■ **What is being asked**
Pictures aside, output each record exactly.

── Task inputs

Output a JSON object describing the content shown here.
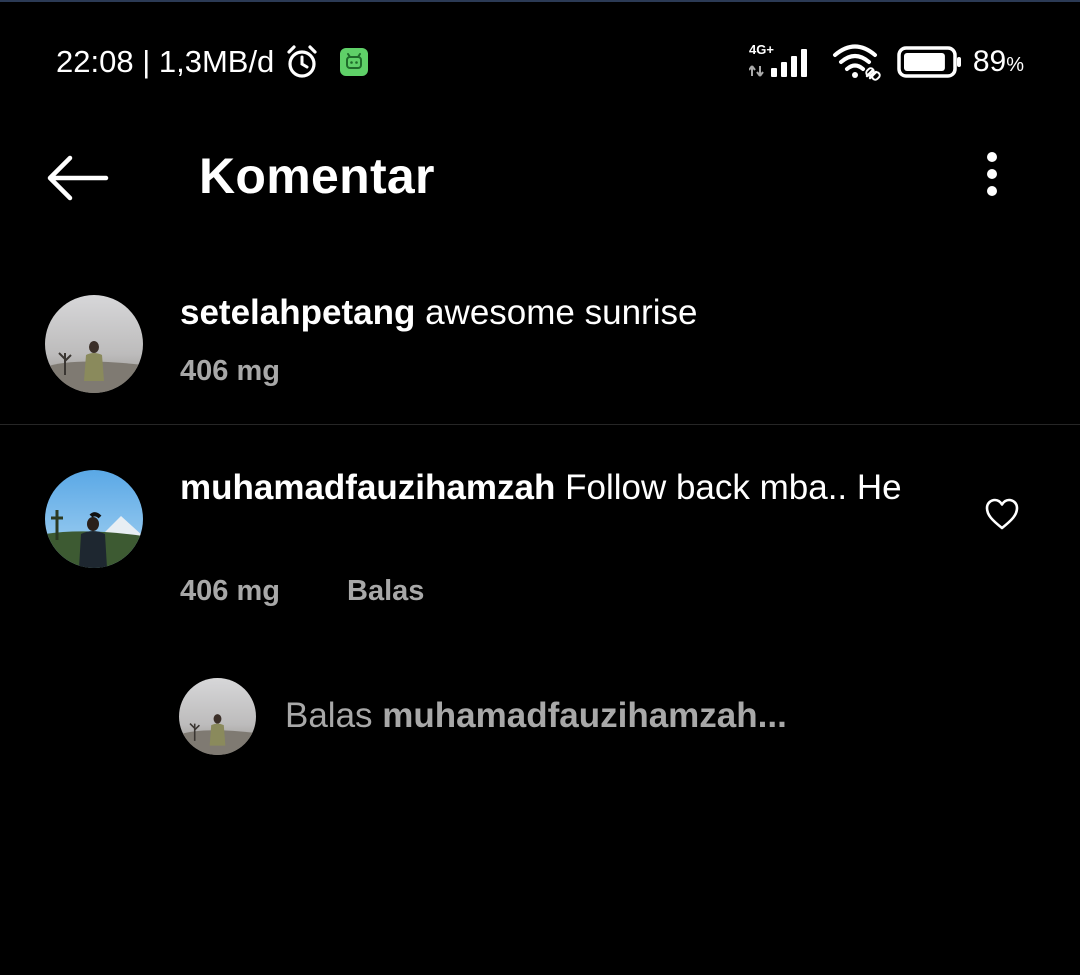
{
  "status_bar": {
    "time_speed": "22:08 | 1,3MB/d",
    "network_type": "4G+",
    "battery_percent": "89",
    "battery_unit": "%",
    "battery_level": 0.89,
    "icons": [
      "alarm-icon",
      "notification-app-icon",
      "cellular-signal-icon",
      "wifi-icon",
      "battery-icon"
    ]
  },
  "header": {
    "title": "Komentar",
    "icons": [
      "back-arrow-icon",
      "more-options-icon"
    ]
  },
  "caption": {
    "username": "setelahpetang",
    "text": "awesome sunrise",
    "time": "406 mg"
  },
  "comments": [
    {
      "username": "muhamadfauzihamzah",
      "text": "Follow back mba.. He",
      "time": "406 mg",
      "reply_label": "Balas"
    }
  ],
  "reply_composer": {
    "prefix": "Balas",
    "target": "muhamadfauzihamzah..."
  },
  "colors": {
    "background": "#000000",
    "text_primary": "#ffffff",
    "text_secondary": "#a8a8a8",
    "notification_icon": "#5fd068"
  }
}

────

■ **The answer**
Output a JSON object describing the content shown here.
{
  "status_bar": {
    "time_speed": "22:08 | 1,3MB/d",
    "network_type": "4G+",
    "battery_percent": "89",
    "battery_unit": "%",
    "battery_level": 0.89,
    "icons": [
      "alarm-icon",
      "notification-app-icon",
      "cellular-signal-icon",
      "wifi-icon",
      "battery-icon"
    ]
  },
  "header": {
    "title": "Komentar",
    "icons": [
      "back-arrow-icon",
      "more-options-icon"
    ]
  },
  "caption": {
    "username": "setelahpetang",
    "text": "awesome sunrise",
    "time": "406 mg"
  },
  "comments": [
    {
      "username": "muhamadfauzihamzah",
      "text": "Follow back mba.. He",
      "time": "406 mg",
      "reply_label": "Balas"
    }
  ],
  "reply_composer": {
    "prefix": "Balas",
    "target": "muhamadfauzihamzah..."
  },
  "colors": {
    "background": "#000000",
    "text_primary": "#ffffff",
    "text_secondary": "#a8a8a8",
    "notification_icon": "#5fd068"
  }
}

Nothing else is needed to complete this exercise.